> Description of the task:
Across the lines of the records below, how many have the string "true" in them? Answer with the number alone.

Website and app data records
-*-*-

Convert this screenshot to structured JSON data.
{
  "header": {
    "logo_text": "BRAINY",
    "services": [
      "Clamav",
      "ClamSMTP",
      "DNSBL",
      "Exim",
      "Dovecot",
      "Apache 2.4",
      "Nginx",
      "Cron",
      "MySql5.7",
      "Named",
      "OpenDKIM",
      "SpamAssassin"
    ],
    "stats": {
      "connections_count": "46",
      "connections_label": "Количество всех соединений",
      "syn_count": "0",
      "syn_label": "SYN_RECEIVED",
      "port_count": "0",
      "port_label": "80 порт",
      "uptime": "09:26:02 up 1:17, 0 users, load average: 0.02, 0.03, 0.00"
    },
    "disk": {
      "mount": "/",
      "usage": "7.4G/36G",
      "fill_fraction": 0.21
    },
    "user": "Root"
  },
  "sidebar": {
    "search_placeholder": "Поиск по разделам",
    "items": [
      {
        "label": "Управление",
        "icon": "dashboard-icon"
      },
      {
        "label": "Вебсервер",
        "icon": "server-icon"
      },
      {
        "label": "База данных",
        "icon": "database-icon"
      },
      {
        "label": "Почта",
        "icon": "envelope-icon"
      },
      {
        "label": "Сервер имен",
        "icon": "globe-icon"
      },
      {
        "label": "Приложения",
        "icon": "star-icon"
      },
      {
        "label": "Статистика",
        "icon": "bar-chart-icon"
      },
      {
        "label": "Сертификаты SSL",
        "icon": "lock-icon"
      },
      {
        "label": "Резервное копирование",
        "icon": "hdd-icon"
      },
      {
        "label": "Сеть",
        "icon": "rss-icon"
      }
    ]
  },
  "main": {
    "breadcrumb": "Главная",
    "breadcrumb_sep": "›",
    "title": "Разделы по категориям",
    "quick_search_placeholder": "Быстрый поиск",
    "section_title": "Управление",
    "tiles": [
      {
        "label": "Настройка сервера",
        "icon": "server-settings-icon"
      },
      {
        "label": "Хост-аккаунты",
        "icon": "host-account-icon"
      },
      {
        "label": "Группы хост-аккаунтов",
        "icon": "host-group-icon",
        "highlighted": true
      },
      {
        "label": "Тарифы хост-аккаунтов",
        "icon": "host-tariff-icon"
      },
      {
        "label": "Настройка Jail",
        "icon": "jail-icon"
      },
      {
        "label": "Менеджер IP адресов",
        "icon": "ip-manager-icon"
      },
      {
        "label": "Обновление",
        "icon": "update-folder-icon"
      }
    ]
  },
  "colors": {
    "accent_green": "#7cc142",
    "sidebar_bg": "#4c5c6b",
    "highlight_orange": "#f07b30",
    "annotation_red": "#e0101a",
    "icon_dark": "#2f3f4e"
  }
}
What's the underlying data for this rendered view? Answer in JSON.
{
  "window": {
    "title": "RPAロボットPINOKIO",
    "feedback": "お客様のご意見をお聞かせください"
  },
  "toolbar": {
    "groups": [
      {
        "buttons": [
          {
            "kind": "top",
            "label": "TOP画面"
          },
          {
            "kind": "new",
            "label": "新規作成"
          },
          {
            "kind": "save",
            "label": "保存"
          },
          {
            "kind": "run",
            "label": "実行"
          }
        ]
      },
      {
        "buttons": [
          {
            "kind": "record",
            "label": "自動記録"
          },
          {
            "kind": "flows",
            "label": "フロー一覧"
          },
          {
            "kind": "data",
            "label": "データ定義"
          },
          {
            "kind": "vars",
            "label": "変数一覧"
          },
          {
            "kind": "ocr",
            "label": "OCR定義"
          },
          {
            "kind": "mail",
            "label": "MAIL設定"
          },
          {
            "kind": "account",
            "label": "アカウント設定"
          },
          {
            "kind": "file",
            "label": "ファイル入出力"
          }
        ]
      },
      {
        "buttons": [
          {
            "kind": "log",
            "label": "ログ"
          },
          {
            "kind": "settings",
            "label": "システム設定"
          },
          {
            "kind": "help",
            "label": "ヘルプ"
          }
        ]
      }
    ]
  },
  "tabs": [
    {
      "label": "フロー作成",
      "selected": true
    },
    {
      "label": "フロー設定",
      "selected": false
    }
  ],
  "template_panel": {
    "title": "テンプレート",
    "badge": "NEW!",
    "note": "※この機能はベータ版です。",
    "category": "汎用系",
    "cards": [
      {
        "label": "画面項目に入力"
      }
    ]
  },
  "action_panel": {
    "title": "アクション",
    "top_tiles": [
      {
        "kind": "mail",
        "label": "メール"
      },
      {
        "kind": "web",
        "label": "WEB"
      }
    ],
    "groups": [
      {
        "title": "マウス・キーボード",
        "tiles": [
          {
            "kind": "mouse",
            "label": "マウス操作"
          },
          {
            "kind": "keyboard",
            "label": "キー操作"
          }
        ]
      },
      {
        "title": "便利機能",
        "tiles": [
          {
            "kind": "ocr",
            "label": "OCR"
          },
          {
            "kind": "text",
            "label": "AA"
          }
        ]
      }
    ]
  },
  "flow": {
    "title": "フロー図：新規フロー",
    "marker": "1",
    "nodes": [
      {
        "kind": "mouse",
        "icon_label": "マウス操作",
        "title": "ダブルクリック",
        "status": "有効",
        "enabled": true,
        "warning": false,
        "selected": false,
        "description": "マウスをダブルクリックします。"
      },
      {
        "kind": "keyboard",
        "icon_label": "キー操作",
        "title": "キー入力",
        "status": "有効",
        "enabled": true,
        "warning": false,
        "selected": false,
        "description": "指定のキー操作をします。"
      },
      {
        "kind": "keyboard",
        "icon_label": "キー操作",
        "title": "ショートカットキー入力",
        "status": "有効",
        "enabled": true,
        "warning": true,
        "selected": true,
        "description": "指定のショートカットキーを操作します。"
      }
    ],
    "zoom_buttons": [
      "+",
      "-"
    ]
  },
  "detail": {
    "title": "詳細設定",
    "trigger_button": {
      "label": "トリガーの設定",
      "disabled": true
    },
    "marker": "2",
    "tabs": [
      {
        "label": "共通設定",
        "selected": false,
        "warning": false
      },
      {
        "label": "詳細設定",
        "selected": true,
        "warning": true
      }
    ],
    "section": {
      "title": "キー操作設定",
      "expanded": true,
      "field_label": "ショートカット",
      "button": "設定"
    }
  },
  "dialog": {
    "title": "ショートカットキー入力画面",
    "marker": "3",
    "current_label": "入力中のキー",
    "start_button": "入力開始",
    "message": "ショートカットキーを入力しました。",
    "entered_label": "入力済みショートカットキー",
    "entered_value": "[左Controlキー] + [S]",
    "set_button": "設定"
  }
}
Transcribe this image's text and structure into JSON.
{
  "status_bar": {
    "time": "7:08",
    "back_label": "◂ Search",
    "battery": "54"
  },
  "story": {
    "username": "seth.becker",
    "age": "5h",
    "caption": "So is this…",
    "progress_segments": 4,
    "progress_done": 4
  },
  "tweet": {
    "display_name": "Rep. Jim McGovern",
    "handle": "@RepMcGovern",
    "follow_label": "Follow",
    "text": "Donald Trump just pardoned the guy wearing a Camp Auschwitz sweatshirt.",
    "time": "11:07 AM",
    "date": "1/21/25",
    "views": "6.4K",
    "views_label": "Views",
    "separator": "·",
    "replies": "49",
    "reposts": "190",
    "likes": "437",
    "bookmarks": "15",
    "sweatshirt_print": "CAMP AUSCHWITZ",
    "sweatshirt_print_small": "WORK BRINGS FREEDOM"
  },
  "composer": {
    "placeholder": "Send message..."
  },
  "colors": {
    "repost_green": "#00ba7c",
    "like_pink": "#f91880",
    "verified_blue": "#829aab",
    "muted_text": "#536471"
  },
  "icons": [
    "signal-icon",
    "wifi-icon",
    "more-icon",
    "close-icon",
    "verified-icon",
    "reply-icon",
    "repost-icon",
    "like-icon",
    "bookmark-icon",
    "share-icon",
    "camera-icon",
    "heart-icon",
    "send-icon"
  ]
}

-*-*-

> Your solution:
11